** What is needed **
Each record should be copied exactly into the answer, and no picture should go with it.
§
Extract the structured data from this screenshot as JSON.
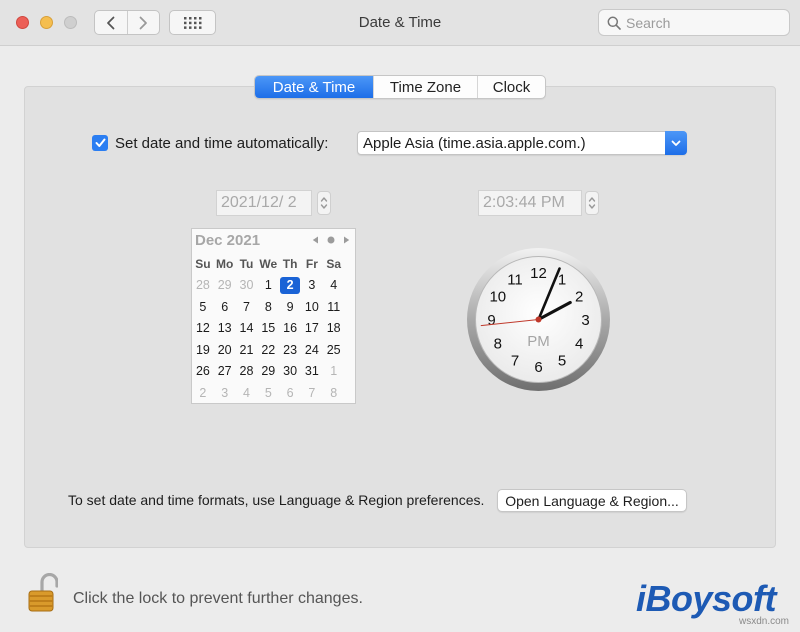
{
  "window": {
    "title": "Date & Time"
  },
  "search": {
    "placeholder": "Search"
  },
  "tabs": [
    {
      "label": "Date & Time",
      "active": true
    },
    {
      "label": "Time Zone",
      "active": false
    },
    {
      "label": "Clock",
      "active": false
    }
  ],
  "auto": {
    "label": "Set date and time automatically:",
    "checked": true,
    "server": "Apple Asia (time.asia.apple.com.)"
  },
  "date_field": "2021/12/  2",
  "time_field": "2:03:44 PM",
  "calendar": {
    "month": "Dec 2021",
    "weekdays": [
      "Su",
      "Mo",
      "Tu",
      "We",
      "Th",
      "Fr",
      "Sa"
    ],
    "weeks": [
      [
        "28",
        "29",
        "30",
        "1",
        "2",
        "3",
        "4"
      ],
      [
        "5",
        "6",
        "7",
        "8",
        "9",
        "10",
        "11"
      ],
      [
        "12",
        "13",
        "14",
        "15",
        "16",
        "17",
        "18"
      ],
      [
        "19",
        "20",
        "21",
        "22",
        "23",
        "24",
        "25"
      ],
      [
        "26",
        "27",
        "28",
        "29",
        "30",
        "31",
        "1"
      ],
      [
        "2",
        "3",
        "4",
        "5",
        "6",
        "7",
        "8"
      ]
    ],
    "selected": "2"
  },
  "clock": {
    "ampm": "PM",
    "numbers": [
      "12",
      "1",
      "2",
      "3",
      "4",
      "5",
      "6",
      "7",
      "8",
      "9",
      "10",
      "11"
    ],
    "hour": 2,
    "minute": 3,
    "second": 44
  },
  "formats_text": "To set date and time formats, use Language & Region preferences.",
  "open_button": "Open Language & Region...",
  "lock_text": "Click the lock to prevent further changes.",
  "brand": "iBoysoft",
  "watermark": "wsxdn.com",
  "colors": {
    "accent": "#1d6ee8",
    "brand": "#1d5ab4",
    "second_hand": "#c0392b"
  }
}
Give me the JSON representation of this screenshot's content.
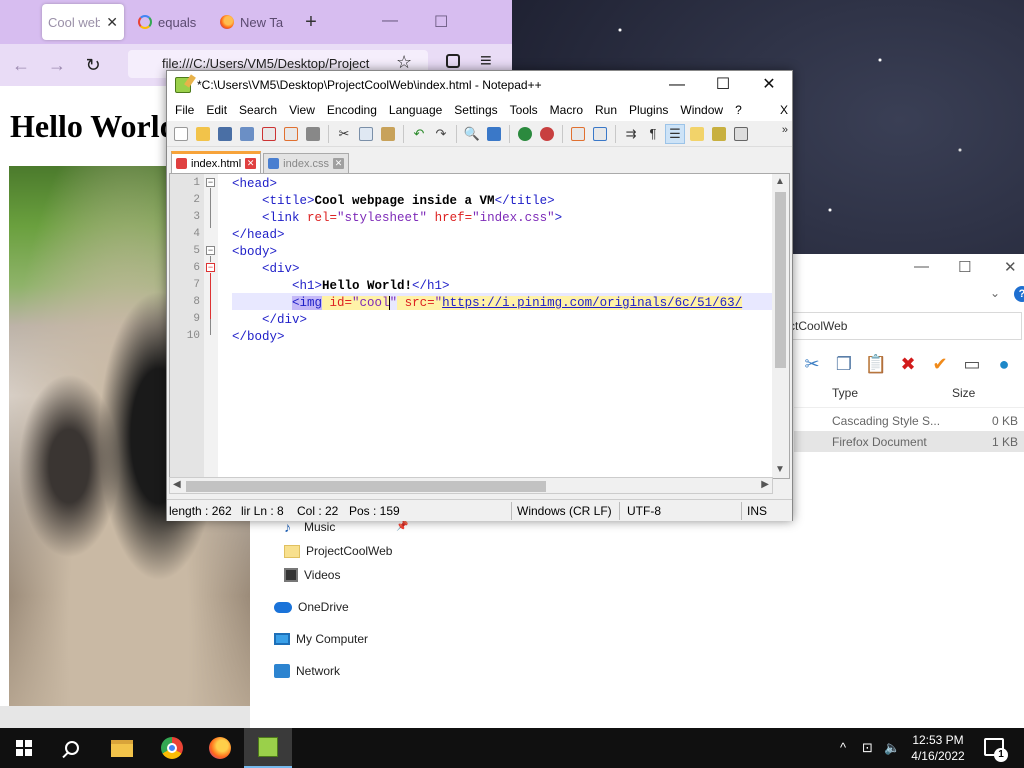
{
  "firefox": {
    "tabs": [
      {
        "label": "Cool web",
        "close": "✕"
      },
      {
        "label": "equals"
      },
      {
        "label": "New Ta"
      }
    ],
    "new_tab": "+",
    "url": "file:///C:/Users/VM5/Desktop/Project",
    "page_heading": "Hello World",
    "win_minimize": "—",
    "win_maximize": "☐",
    "back": "←",
    "forward": "→",
    "reload": "↻",
    "bookmark": "☆",
    "menu": "≡"
  },
  "explorer": {
    "path_partial": "ctCoolWeb",
    "columns": {
      "type": "Type",
      "size": "Size"
    },
    "rows": [
      {
        "type": "Cascading Style S...",
        "size": "0 KB"
      },
      {
        "type": "Firefox Document",
        "size": "1 KB"
      }
    ],
    "nav": [
      {
        "label": "Music",
        "icon": "music-icon"
      },
      {
        "label": "ProjectCoolWeb",
        "icon": "folder-icon"
      },
      {
        "label": "Videos",
        "icon": "videos-icon"
      },
      {
        "label": "OneDrive",
        "icon": "onedrive-icon"
      },
      {
        "label": "My Computer",
        "icon": "computer-icon"
      },
      {
        "label": "Network",
        "icon": "network-icon"
      }
    ],
    "win_min": "—",
    "win_max": "☐",
    "win_close": "✕",
    "help": "?",
    "chevron": "⌄"
  },
  "notepad": {
    "title": "*C:\\Users\\VM5\\Desktop\\ProjectCoolWeb\\index.html - Notepad++",
    "win_min": "—",
    "win_max": "☐",
    "win_close": "✕",
    "menu": [
      "File",
      "Edit",
      "Search",
      "View",
      "Encoding",
      "Language",
      "Settings",
      "Tools",
      "Macro",
      "Run",
      "Plugins",
      "Window",
      "?"
    ],
    "menu_close": "X",
    "tabs": [
      {
        "label": "index.html"
      },
      {
        "label": "index.css"
      }
    ],
    "line_numbers": [
      "1",
      "2",
      "3",
      "4",
      "5",
      "6",
      "7",
      "8",
      "9",
      "10"
    ],
    "code": {
      "l1_tag": "<head>",
      "l2_open": "<title>",
      "l2_text": "Cool webpage inside a VM",
      "l2_close": "</title>",
      "l3_tag": "<link",
      "l3_attr1": " rel=",
      "l3_val1": "\"stylesheet\"",
      "l3_attr2": " href=",
      "l3_val2": "\"index.css\"",
      "l3_end": ">",
      "l4_tag": "</head>",
      "l5_tag": "<body>",
      "l6_tag": "<div>",
      "l7_open": "<h1>",
      "l7_text": "Hello World!",
      "l7_close": "</h1>",
      "l8_tag": "<img",
      "l8_attr1": " id=",
      "l8_val1a": "\"cool",
      "l8_val1b": "\"",
      "l8_attr2": " src=",
      "l8_quote": "\"",
      "l8_link": "https://i.pinimg.com/originals/6c/51/63/",
      "l9_tag": "</div>",
      "l10_tag": "</body>"
    },
    "status": {
      "length": "length : 262",
      "lines": "lir Ln : 8",
      "col": "Col : 22",
      "pos": "Pos : 159",
      "eol": "Windows (CR LF)",
      "encoding": "UTF-8",
      "mode": "INS"
    }
  },
  "taskbar": {
    "time": "12:53 PM",
    "date": "4/16/2022",
    "notification_count": "1",
    "tray_chevron": "^",
    "tray_network": "⊡",
    "tray_volume": "🔈"
  },
  "colors": {
    "firefox_tabbar": "#d7bdf0",
    "npp_tab_accent": "#f7a33a",
    "taskbar": "#101010"
  }
}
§
** Expected answer **
Extract the structured data from this screenshot as JSON.
{
  "window": {
    "title": "Date & Time"
  },
  "search": {
    "placeholder": "Search"
  },
  "tabs": [
    {
      "label": "Date & Time",
      "active": true
    },
    {
      "label": "Time Zone",
      "active": false
    },
    {
      "label": "Clock",
      "active": false
    }
  ],
  "auto": {
    "label": "Set date and time automatically:",
    "checked": true,
    "server": "Apple Asia (time.asia.apple.com.)"
  },
  "date_field": "2021/12/  2",
  "time_field": "2:03:44 PM",
  "calendar": {
    "month": "Dec 2021",
    "weekdays": [
      "Su",
      "Mo",
      "Tu",
      "We",
      "Th",
      "Fr",
      "Sa"
    ],
    "weeks": [
      [
        "28",
        "29",
        "30",
        "1",
        "2",
        "3",
        "4"
      ],
      [
        "5",
        "6",
        "7",
        "8",
        "9",
        "10",
        "11"
      ],
      [
        "12",
        "13",
        "14",
        "15",
        "16",
        "17",
        "18"
      ],
      [
        "19",
        "20",
        "21",
        "22",
        "23",
        "24",
        "25"
      ],
      [
        "26",
        "27",
        "28",
        "29",
        "30",
        "31",
        "1"
      ],
      [
        "2",
        "3",
        "4",
        "5",
        "6",
        "7",
        "8"
      ]
    ],
    "selected": "2"
  },
  "clock": {
    "ampm": "PM",
    "numbers": [
      "12",
      "1",
      "2",
      "3",
      "4",
      "5",
      "6",
      "7",
      "8",
      "9",
      "10",
      "11"
    ],
    "hour": 2,
    "minute": 3,
    "second": 44
  },
  "formats_text": "To set date and time formats, use Language & Region preferences.",
  "open_button": "Open Language & Region...",
  "lock_text": "Click the lock to prevent further changes.",
  "brand": "iBoysoft",
  "watermark": "wsxdn.com",
  "colors": {
    "accent": "#1d6ee8",
    "brand": "#1d5ab4",
    "second_hand": "#c0392b"
  }
}
Give me the JSON representation of this screenshot's content.
{
  "firefox": {
    "tabs": [
      {
        "label": "Cool web",
        "close": "✕"
      },
      {
        "label": "equals"
      },
      {
        "label": "New Ta"
      }
    ],
    "new_tab": "+",
    "url": "file:///C:/Users/VM5/Desktop/Project",
    "page_heading": "Hello World",
    "win_minimize": "—",
    "win_maximize": "☐",
    "back": "←",
    "forward": "→",
    "reload": "↻",
    "bookmark": "☆",
    "menu": "≡"
  },
  "explorer": {
    "path_partial": "ctCoolWeb",
    "columns": {
      "type": "Type",
      "size": "Size"
    },
    "rows": [
      {
        "type": "Cascading Style S...",
        "size": "0 KB"
      },
      {
        "type": "Firefox Document",
        "size": "1 KB"
      }
    ],
    "nav": [
      {
        "label": "Music",
        "icon": "music-icon"
      },
      {
        "label": "ProjectCoolWeb",
        "icon": "folder-icon"
      },
      {
        "label": "Videos",
        "icon": "videos-icon"
      },
      {
        "label": "OneDrive",
        "icon": "onedrive-icon"
      },
      {
        "label": "My Computer",
        "icon": "computer-icon"
      },
      {
        "label": "Network",
        "icon": "network-icon"
      }
    ],
    "win_min": "—",
    "win_max": "☐",
    "win_close": "✕",
    "help": "?",
    "chevron": "⌄"
  },
  "notepad": {
    "title": "*C:\\Users\\VM5\\Desktop\\ProjectCoolWeb\\index.html - Notepad++",
    "win_min": "—",
    "win_max": "☐",
    "win_close": "✕",
    "menu": [
      "File",
      "Edit",
      "Search",
      "View",
      "Encoding",
      "Language",
      "Settings",
      "Tools",
      "Macro",
      "Run",
      "Plugins",
      "Window",
      "?"
    ],
    "menu_close": "X",
    "tabs": [
      {
        "label": "index.html"
      },
      {
        "label": "index.css"
      }
    ],
    "line_numbers": [
      "1",
      "2",
      "3",
      "4",
      "5",
      "6",
      "7",
      "8",
      "9",
      "10"
    ],
    "code": {
      "l1_tag": "<head>",
      "l2_open": "<title>",
      "l2_text": "Cool webpage inside a VM",
      "l2_close": "</title>",
      "l3_tag": "<link",
      "l3_attr1": " rel=",
      "l3_val1": "\"stylesheet\"",
      "l3_attr2": " href=",
      "l3_val2": "\"index.css\"",
      "l3_end": ">",
      "l4_tag": "</head>",
      "l5_tag": "<body>",
      "l6_tag": "<div>",
      "l7_open": "<h1>",
      "l7_text": "Hello World!",
      "l7_close": "</h1>",
      "l8_tag": "<img",
      "l8_attr1": " id=",
      "l8_val1a": "\"cool",
      "l8_val1b": "\"",
      "l8_attr2": " src=",
      "l8_quote": "\"",
      "l8_link": "https://i.pinimg.com/originals/6c/51/63/",
      "l9_tag": "</div>",
      "l10_tag": "</body>"
    },
    "status": {
      "length": "length : 262",
      "lines": "lir Ln : 8",
      "col": "Col : 22",
      "pos": "Pos : 159",
      "eol": "Windows (CR LF)",
      "encoding": "UTF-8",
      "mode": "INS"
    }
  },
  "taskbar": {
    "time": "12:53 PM",
    "date": "4/16/2022",
    "notification_count": "1",
    "tray_chevron": "^",
    "tray_network": "⊡",
    "tray_volume": "🔈"
  },
  "colors": {
    "firefox_tabbar": "#d7bdf0",
    "npp_tab_accent": "#f7a33a",
    "taskbar": "#101010"
  }
}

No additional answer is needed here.